EXERCISE DATA >>

####

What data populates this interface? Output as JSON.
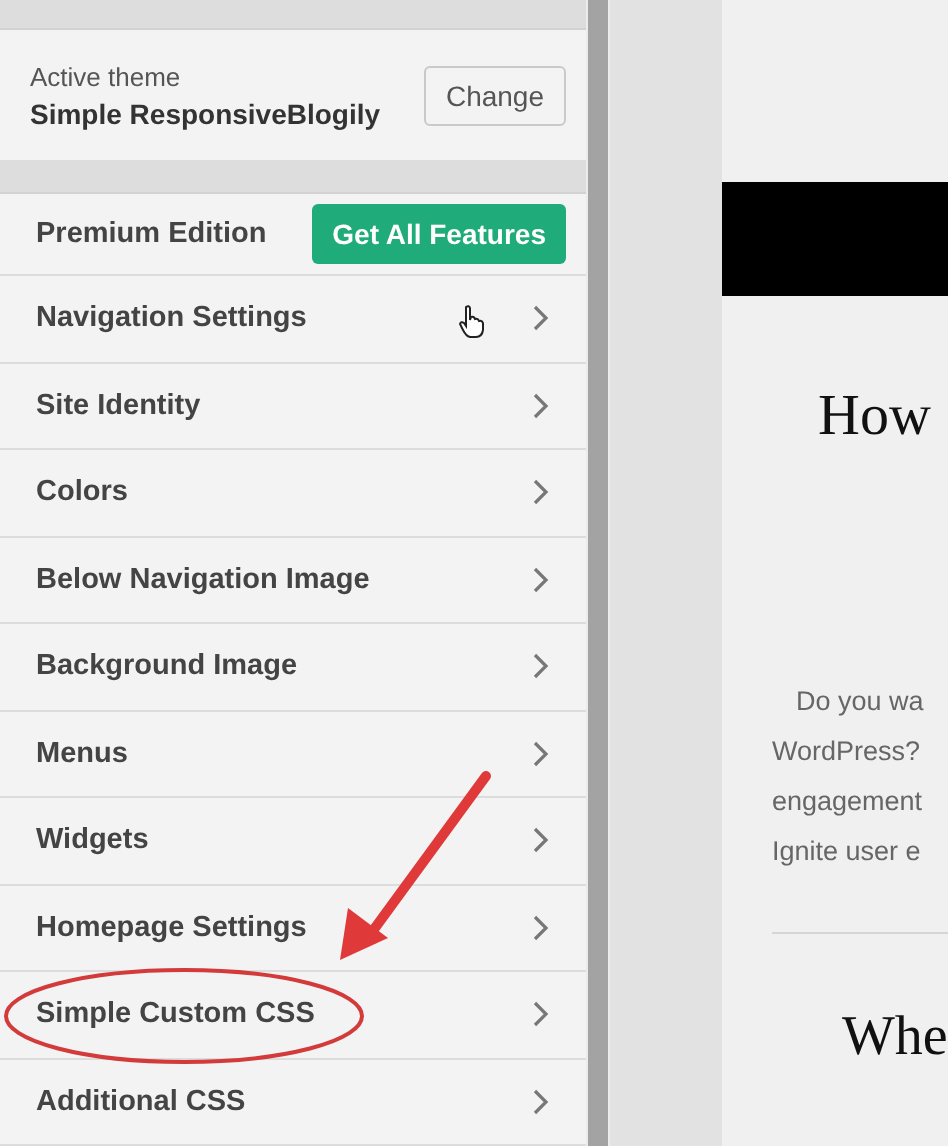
{
  "theme": {
    "caption": "Active theme",
    "name": "Simple ResponsiveBlogily",
    "button": "Change"
  },
  "premium": {
    "label": "Premium Edition",
    "button": "Get All Features"
  },
  "menu": [
    {
      "label": "Navigation Settings",
      "hovered": true
    },
    {
      "label": "Site Identity",
      "hovered": false
    },
    {
      "label": "Colors",
      "hovered": false
    },
    {
      "label": "Below Navigation Image",
      "hovered": false
    },
    {
      "label": "Background Image",
      "hovered": false
    },
    {
      "label": "Menus",
      "hovered": false
    },
    {
      "label": "Widgets",
      "hovered": false
    },
    {
      "label": "Homepage Settings",
      "hovered": false
    },
    {
      "label": "Simple Custom CSS",
      "hovered": false,
      "circled": true
    },
    {
      "label": "Additional CSS",
      "hovered": false
    }
  ],
  "preview": {
    "heading": "How",
    "paragraph_lines": [
      "Do you wa",
      "WordPress?",
      "engagement",
      "Ignite user e"
    ],
    "heading_2": "Whe"
  }
}
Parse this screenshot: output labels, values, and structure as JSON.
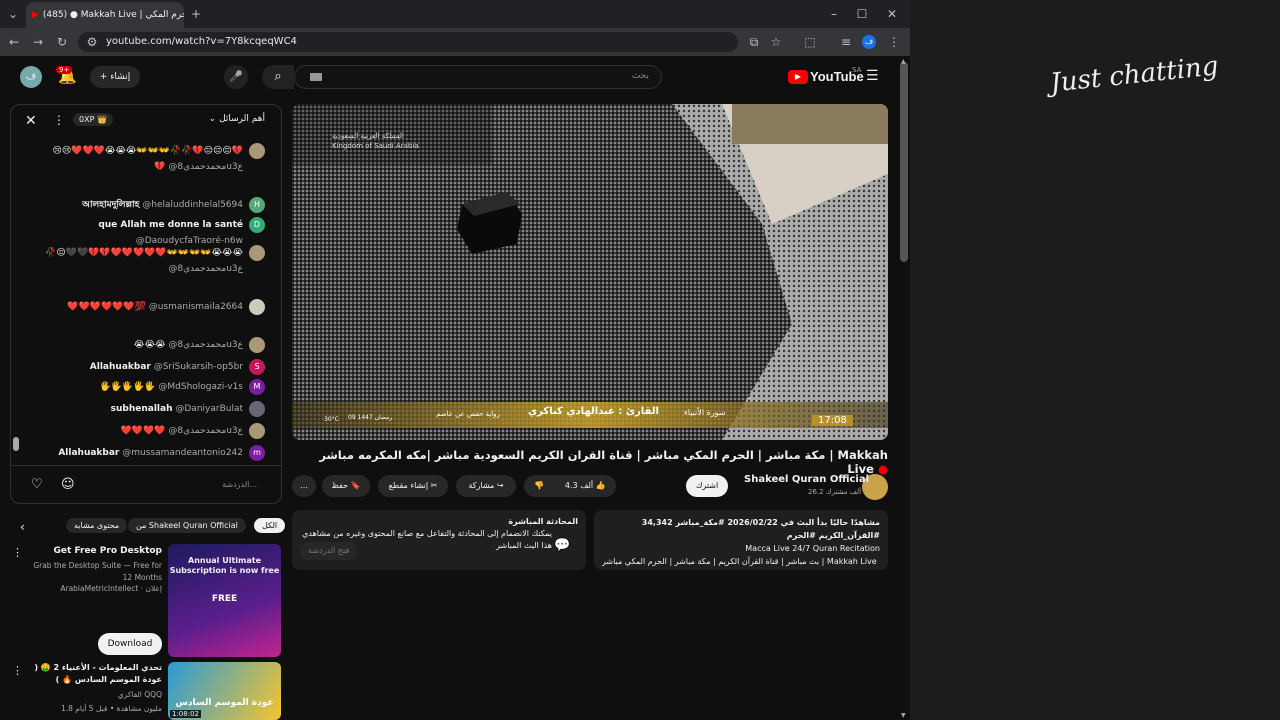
{
  "browser": {
    "tab_title": "(485) ● Makkah Live | الحرم المكي",
    "url": "youtube.com/watch?v=7Y8kcqeqWC4"
  },
  "yt": {
    "logo": "YouTube",
    "region": "SA",
    "search_placeholder": "بحث",
    "create": "إنشاء",
    "notif_count": "9+",
    "avatar": "ف"
  },
  "chat": {
    "header": "أهم الرسائل",
    "xp": "0XP",
    "placeholder": "الدردشة...",
    "messages": [
      {
        "author": "@محمدحمدي8u3ع",
        "text": "😢😢❤️❤️❤️😭😭😭👐👐👐🥀🥀💔😔😔😔💔💔",
        "color": "#a97"
      },
      {
        "author": "@helaluddinhelal5694",
        "text": "আলহামদুলিল্লাহ",
        "color": "#5a7",
        "initial": "H"
      },
      {
        "author": "@DaoudycfaTraoré-n6w",
        "text": "que Allah me donne la santé",
        "color": "#3a7",
        "initial": "D"
      },
      {
        "author": "@محمدحمدي8u3ع",
        "text": "🥀😔🖤🖤💔💔❤️❤️❤️❤️❤️👐👐👐👐😭😭😭",
        "color": "#a97"
      },
      {
        "author": "@usmanismaila2664",
        "text": "❤️❤️❤️❤️❤️❤️💯",
        "color": "#ccb"
      },
      {
        "author": "@محمدحمدي8u3ع",
        "text": "😭😭😭",
        "color": "#a97"
      },
      {
        "author": "@SriSukarsih-op5br",
        "text": "Allahuakbar",
        "color": "#c2185b",
        "initial": "S"
      },
      {
        "author": "@MdShologazi-v1s",
        "text": "🖐️🖐️🖐️🖐️🖐️",
        "color": "#7b1fa2",
        "initial": "M"
      },
      {
        "author": "@DaniyarBulat",
        "text": "subhenallah",
        "color": "#667"
      },
      {
        "author": "@محمدحمدي8u3ع",
        "text": "❤️❤️❤️❤️",
        "color": "#a97"
      },
      {
        "author": "@mussamandeantonio242",
        "text": "Allahuakbar",
        "color": "#7b1fa2",
        "initial": "m"
      }
    ]
  },
  "video": {
    "overlay_reader": "القارئ : عبدالهادي كناكري",
    "overlay_surah": "سورة الأنبياء",
    "overlay_time": "17:08",
    "overlay_temp": "30°C",
    "overlay_riwaya": "رواية حفص عن عاصم",
    "overlay_date": "09 رمضان 1447",
    "overlay_brand": "المملكة العربية السعودية",
    "overlay_brand_en": "Kingdom of Saudi Arabia",
    "title": "مكة مباشر | الحرم المكي مباشر | قناة القران الكريم السعودية مباشر |مكه المكرمه مباشر | Makkah Live",
    "channel": "Shakeel Quran Official",
    "subs": "26.2 ألف مشترك",
    "join": "اشترك",
    "likes": "4.3 ألف",
    "share": "مشاركة",
    "clip": "إنشاء مقطع",
    "save": "حفظ",
    "more": "..."
  },
  "desc": {
    "stats": "34,342 مشاهدًا حاليًا  بدأ البث في 2026/02/22  #مكة_مباشر #القرآن_الكريم #الحرم",
    "line2": "Macca Live 24/7 Quran Recitation",
    "line3": "بث مباشر | قناة القرآن الكريم | مكة مباشر | الحرم المكي مباشر | Makkah Live ...المزيد"
  },
  "livechat_card": {
    "title": "المحادثة المباشرة",
    "text": "يمكنك الانضمام إلى المحادثة والتفاعل مع صانع المحتوى وغيره من مشاهدي هذا البث المباشر",
    "btn": "فتح الدردشة"
  },
  "rec": {
    "chips": [
      "الكل",
      "من Shakeel Quran Official",
      "محتوى مشابه"
    ],
    "ad_title": "Get Free Pro Desktop",
    "ad_desc": "Grab the Desktop Suite — Free for 12 Months",
    "ad_source": "ArabiaMetricIntellect · إعلان",
    "ad_thumb_title": "Annual Ultimate Subscription is now free",
    "ad_thumb_free": "FREE",
    "download": "Download",
    "v2_title": "تحدي المعلومات - الأعنياء 2 🤑 ( عودة الموسم السادس 🔥 )",
    "v2_channel": "الفاكري QQQ",
    "v2_meta": "1.8 مليون مشاهدة • قبل 5 أيام",
    "v2_duration": "1:08:02",
    "v2_thumb": "عودة الموسم السادس"
  },
  "right": {
    "logo_text": "Just chatting"
  }
}
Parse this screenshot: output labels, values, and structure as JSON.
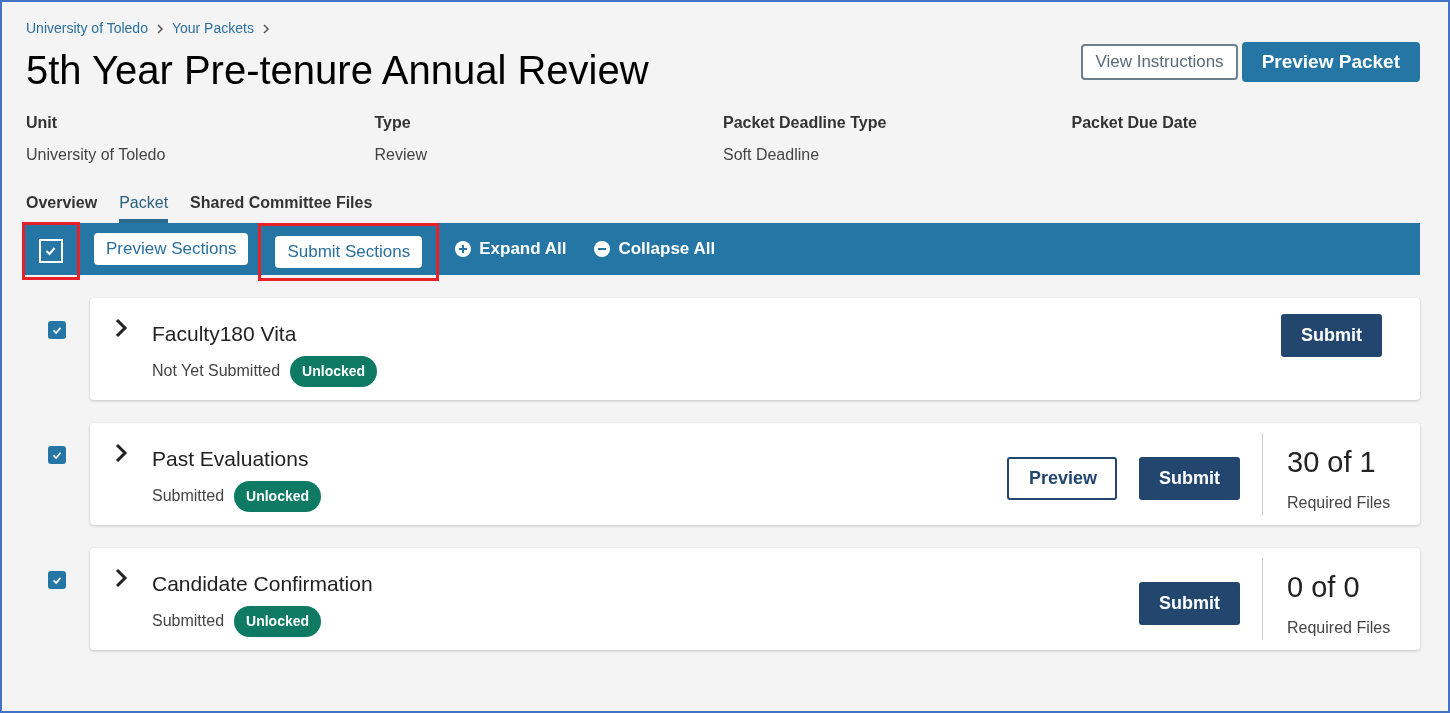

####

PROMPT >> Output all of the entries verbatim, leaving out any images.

OUTPUT OF THE TASK >>
What data populates this interface? Output as JSON.
{
  "theme": {
    "caption": "Active theme",
    "name": "Simple ResponsiveBlogily",
    "button": "Change"
  },
  "premium": {
    "label": "Premium Edition",
    "button": "Get All Features"
  },
  "menu": [
    {
      "label": "Navigation Settings",
      "hovered": true
    },
    {
      "label": "Site Identity",
      "hovered": false
    },
    {
      "label": "Colors",
      "hovered": false
    },
    {
      "label": "Below Navigation Image",
      "hovered": false
    },
    {
      "label": "Background Image",
      "hovered": false
    },
    {
      "label": "Menus",
      "hovered": false
    },
    {
      "label": "Widgets",
      "hovered": false
    },
    {
      "label": "Homepage Settings",
      "hovered": false
    },
    {
      "label": "Simple Custom CSS",
      "hovered": false,
      "circled": true
    },
    {
      "label": "Additional CSS",
      "hovered": false
    }
  ],
  "preview": {
    "heading": "How",
    "paragraph_lines": [
      "Do you wa",
      "WordPress?",
      "engagement",
      "Ignite user e"
    ],
    "heading_2": "Whe"
  }
}
Parse this screenshot: output labels, values, and structure as JSON.
{
  "browser": {
    "tab_title": "(485) ● Makkah Live | الحرم المكي",
    "url": "youtube.com/watch?v=7Y8kcqeqWC4"
  },
  "yt": {
    "logo": "YouTube",
    "region": "SA",
    "search_placeholder": "بحث",
    "create": "إنشاء",
    "notif_count": "9+",
    "avatar": "ف"
  },
  "chat": {
    "header": "أهم الرسائل",
    "xp": "0XP",
    "placeholder": "الدردشة...",
    "messages": [
      {
        "author": "@محمدحمدي8u3ع",
        "text": "😢😢❤️❤️❤️😭😭😭👐👐👐🥀🥀💔😔😔😔💔💔",
        "color": "#a97"
      },
      {
        "author": "@helaluddinhelal5694",
        "text": "আলহামদুলিল্লাহ",
        "color": "#5a7",
        "initial": "H"
      },
      {
        "author": "@DaoudycfaTraoré-n6w",
        "text": "que Allah me donne la santé",
        "color": "#3a7",
        "initial": "D"
      },
      {
        "author": "@محمدحمدي8u3ع",
        "text": "🥀😔🖤🖤💔💔❤️❤️❤️❤️❤️👐👐👐👐😭😭😭",
        "color": "#a97"
      },
      {
        "author": "@usmanismaila2664",
        "text": "❤️❤️❤️❤️❤️❤️💯",
        "color": "#ccb"
      },
      {
        "author": "@محمدحمدي8u3ع",
        "text": "😭😭😭",
        "color": "#a97"
      },
      {
        "author": "@SriSukarsih-op5br",
        "text": "Allahuakbar",
        "color": "#c2185b",
        "initial": "S"
      },
      {
        "author": "@MdShologazi-v1s",
        "text": "🖐️🖐️🖐️🖐️🖐️",
        "color": "#7b1fa2",
        "initial": "M"
      },
      {
        "author": "@DaniyarBulat",
        "text": "subhenallah",
        "color": "#667"
      },
      {
        "author": "@محمدحمدي8u3ع",
        "text": "❤️❤️❤️❤️",
        "color": "#a97"
      },
      {
        "author": "@mussamandeantonio242",
        "text": "Allahuakbar",
        "color": "#7b1fa2",
        "initial": "m"
      }
    ]
  },
  "video": {
    "overlay_reader": "القارئ : عبدالهادي كناكري",
    "overlay_surah": "سورة الأنبياء",
    "overlay_time": "17:08",
    "overlay_temp": "30°C",
    "overlay_riwaya": "رواية حفص عن عاصم",
    "overlay_date": "09 رمضان 1447",
    "overlay_brand": "المملكة العربية السعودية",
    "overlay_brand_en": "Kingdom of Saudi Arabia",
    "title": "مكة مباشر | الحرم المكي مباشر | قناة القران الكريم السعودية مباشر |مكه المكرمه مباشر | Makkah Live",
    "channel": "Shakeel Quran Official",
    "subs": "26.2 ألف مشترك",
    "join": "اشترك",
    "likes": "4.3 ألف",
    "share": "مشاركة",
    "clip": "إنشاء مقطع",
    "save": "حفظ",
    "more": "..."
  },
  "desc": {
    "stats": "34,342 مشاهدًا حاليًا  بدأ البث في 2026/02/22  #مكة_مباشر #القرآن_الكريم #الحرم",
    "line2": "Macca Live 24/7 Quran Recitation",
    "line3": "بث مباشر | قناة القرآن الكريم | مكة مباشر | الحرم المكي مباشر | Makkah Live ...المزيد"
  },
  "livechat_card": {
    "title": "المحادثة المباشرة",
    "text": "يمكنك الانضمام إلى المحادثة والتفاعل مع صانع المحتوى وغيره من مشاهدي هذا البث المباشر",
    "btn": "فتح الدردشة"
  },
  "rec": {
    "chips": [
      "الكل",
      "من Shakeel Quran Official",
      "محتوى مشابه"
    ],
    "ad_title": "Get Free Pro Desktop",
    "ad_desc": "Grab the Desktop Suite — Free for 12 Months",
    "ad_source": "ArabiaMetricIntellect · إعلان",
    "ad_thumb_title": "Annual Ultimate Subscription is now free",
    "ad_thumb_free": "FREE",
    "download": "Download",
    "v2_title": "تحدي المعلومات - الأعنياء 2 🤑 ( عودة الموسم السادس 🔥 )",
    "v2_channel": "الفاكري QQQ",
    "v2_meta": "1.8 مليون مشاهدة • قبل 5 أيام",
    "v2_duration": "1:08:02",
    "v2_thumb": "عودة الموسم السادس"
  },
  "right": {
    "logo_text": "Just chatting"
  }
}
Parse this screenshot: output labels, values, and structure as JSON.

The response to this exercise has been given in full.